There are hundreds of companies around the world manufacturing digital multimeters. Each of them offers several models with slightly different specifications. If judged visually, they all look alike with similar features. It becomes almost impossible to know which one is better than the rest for your requirements. Some of the cheap Chinese products look exactly the same as high-end popular multimeters but lack the same design and safety features. Therefore careful evaluation is a must to choose the best multimeter for your application.
Broadly, there are four main criteria for assessing a digital multimeter: measurement confidence, measurement convenience, safety and construction.
For all engineering jobs like research, design and testing, measurements have to be correct because all your analysis will depend on the measured value. If a value is not measured correctly, you might end up with no or strange results. There is also a possibility that due to lack of understanding of the technical specification, you are taking these measurements with a wrong multimeter that does not support the range of measured quantity. So understanding technical specifications in the datasheet is a must to select a multimeter that will support the required range.

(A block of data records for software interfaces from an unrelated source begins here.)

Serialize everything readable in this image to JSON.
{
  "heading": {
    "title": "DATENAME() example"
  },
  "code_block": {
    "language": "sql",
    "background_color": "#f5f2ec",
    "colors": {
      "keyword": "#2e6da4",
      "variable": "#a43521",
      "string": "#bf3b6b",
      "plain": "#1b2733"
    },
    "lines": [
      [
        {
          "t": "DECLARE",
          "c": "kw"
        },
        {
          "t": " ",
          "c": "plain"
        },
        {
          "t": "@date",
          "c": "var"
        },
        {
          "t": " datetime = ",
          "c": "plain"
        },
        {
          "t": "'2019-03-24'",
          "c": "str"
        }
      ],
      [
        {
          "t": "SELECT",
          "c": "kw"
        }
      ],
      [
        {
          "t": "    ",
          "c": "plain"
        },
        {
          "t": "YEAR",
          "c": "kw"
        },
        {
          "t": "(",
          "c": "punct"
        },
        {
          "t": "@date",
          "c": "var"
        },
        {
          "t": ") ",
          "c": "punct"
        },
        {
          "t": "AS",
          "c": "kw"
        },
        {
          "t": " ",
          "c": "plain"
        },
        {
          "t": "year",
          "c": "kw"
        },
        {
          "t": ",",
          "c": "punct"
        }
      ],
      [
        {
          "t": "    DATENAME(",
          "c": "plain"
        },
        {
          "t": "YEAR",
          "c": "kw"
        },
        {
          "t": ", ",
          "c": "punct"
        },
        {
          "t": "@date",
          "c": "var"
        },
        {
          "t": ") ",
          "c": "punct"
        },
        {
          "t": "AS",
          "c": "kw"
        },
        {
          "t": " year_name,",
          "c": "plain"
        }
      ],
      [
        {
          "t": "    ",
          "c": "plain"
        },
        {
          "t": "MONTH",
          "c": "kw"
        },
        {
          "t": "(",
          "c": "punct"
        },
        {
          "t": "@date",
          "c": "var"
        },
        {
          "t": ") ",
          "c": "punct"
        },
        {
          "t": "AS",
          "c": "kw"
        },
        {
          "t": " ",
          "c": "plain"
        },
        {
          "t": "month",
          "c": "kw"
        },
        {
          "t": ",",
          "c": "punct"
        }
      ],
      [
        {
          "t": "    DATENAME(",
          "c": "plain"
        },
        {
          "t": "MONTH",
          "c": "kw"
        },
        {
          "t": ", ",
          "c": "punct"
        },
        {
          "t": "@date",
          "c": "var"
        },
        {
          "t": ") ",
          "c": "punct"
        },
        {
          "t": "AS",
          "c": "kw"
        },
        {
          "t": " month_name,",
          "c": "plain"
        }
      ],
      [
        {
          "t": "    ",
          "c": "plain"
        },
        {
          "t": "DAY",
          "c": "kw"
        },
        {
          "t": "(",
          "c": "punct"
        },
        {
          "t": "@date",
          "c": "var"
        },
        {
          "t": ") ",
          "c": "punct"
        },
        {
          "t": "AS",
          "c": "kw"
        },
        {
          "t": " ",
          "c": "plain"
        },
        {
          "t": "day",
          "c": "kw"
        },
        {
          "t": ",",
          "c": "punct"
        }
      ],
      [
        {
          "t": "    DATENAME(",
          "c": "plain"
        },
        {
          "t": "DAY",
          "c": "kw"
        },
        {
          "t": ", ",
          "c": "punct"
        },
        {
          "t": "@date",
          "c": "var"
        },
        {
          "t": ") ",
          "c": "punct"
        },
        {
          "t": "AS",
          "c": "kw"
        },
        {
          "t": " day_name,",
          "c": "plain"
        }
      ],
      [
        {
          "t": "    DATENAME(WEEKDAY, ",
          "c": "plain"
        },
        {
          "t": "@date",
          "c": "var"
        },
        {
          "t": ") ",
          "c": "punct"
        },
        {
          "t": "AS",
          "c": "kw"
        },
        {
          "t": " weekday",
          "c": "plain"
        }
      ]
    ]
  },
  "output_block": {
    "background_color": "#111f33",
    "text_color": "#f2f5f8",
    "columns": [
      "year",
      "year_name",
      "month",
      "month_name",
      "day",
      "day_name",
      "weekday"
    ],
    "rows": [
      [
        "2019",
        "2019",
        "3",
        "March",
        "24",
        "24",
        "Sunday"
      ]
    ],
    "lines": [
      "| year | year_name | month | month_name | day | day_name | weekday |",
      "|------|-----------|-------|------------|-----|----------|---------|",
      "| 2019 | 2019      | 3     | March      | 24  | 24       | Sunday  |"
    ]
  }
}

Technical specifications are not as complicated as they look. Here I explain these one by one:
Range. This specification defines the minimum and maximum of the quantities that can be measured without significant errors. This is the first thing that you need to check while selecting a multimeter. If you have to measure electrical lines up to 1000V but have a multimeter that can read a maximum of 600V, you will never get the results beyond 600V. If you are working on low-power circuits, you will have to read currents in microamperes. So you would require a multimeter that can read current in microamperes too.
Do check the range of other measurement functions like resistance, capacitance, frequency and temperature also. For regular electronics jobs, the resistance range should be at least 20 megaohms. In case of capacitance measurement, the smaller the minimum range, the better. As very high values of capacitance are not very relevant in electronics, focus on the minimum range here.
Frequency measurement is a little overrated feature as nobody will measure frequency using a multimeter. Also, the range of frequencies supported by a multimeter is very small (say, 100 kHz). You would need to measure much higher frequencies when working with electronic circuits and a multimeter cannot be used in that case.
Temperature measurement is a handy feature. Normally, multimeters with temperature measurement function are provided with a K-type thermocouple cable to measure temperature. Check the minimum and maximum range of temperature measurement in the datasheet and see if that meets your requirement.
Another range that you need to check is the diode function range. Choose a multimeter with a good range. For example, if the diode function range is only 2V, you will not be able to test an LED with more than 2V forward voltage drop.
Resolution. Resolution of a multimeter is the smallest reading that can be shown on the display. Earlier described in digits like 4½ and 5½, these days resolution is specified in counts.
To help you understand resolution, let me take the example of a 4.5-digit or 4½-digit multimeter. Here ‘4’ means four full digits that can take up values from ‘0’ to ‘9’ on the display. Fractional digit represents the maximum value that the first digit (most significant digit) can display. In this case, ‘1/2’ or ‘0.5’ means that the first digit can have values ‘0’ or ‘1.’ Therefore 4½-digit means that the display can show values from 00000 to 19999, which totals 20,000 counts.
To calculate the smallest reading that can be shown on the display, just divide the full-scale reading by the number of counts. For a 6000-count multimeter with maximum DC voltage range of 600V, resolution will be 600/6000 = 0.1V.
Accuracy. Accuracies of all the measurement features are mentioned in the datasheet. First, check basic DC volts accuracy. Accuracy is given in percentage (like 0.5 per cent). For regular electronics work, you need not use a multimeter with a very high accuracy like 0.05 per cent. You can do reasonably well with just 0.5 per cent accuracy.
Accuracy of other measurement functions is also important and should be very close to basic DC volts accuracy. Current measurement accuracy will not be so much high as a shunt resistor is used to measure current.
Input impedance. Ensure that the multimeter you choose has an input impedance as high as 10 megaohms. When you measure voltage across a component, you are effectively putting the input resistance of the multimeter in parallel to the resistance of the component. Therefore a small input impedance will change the values you are trying to measure.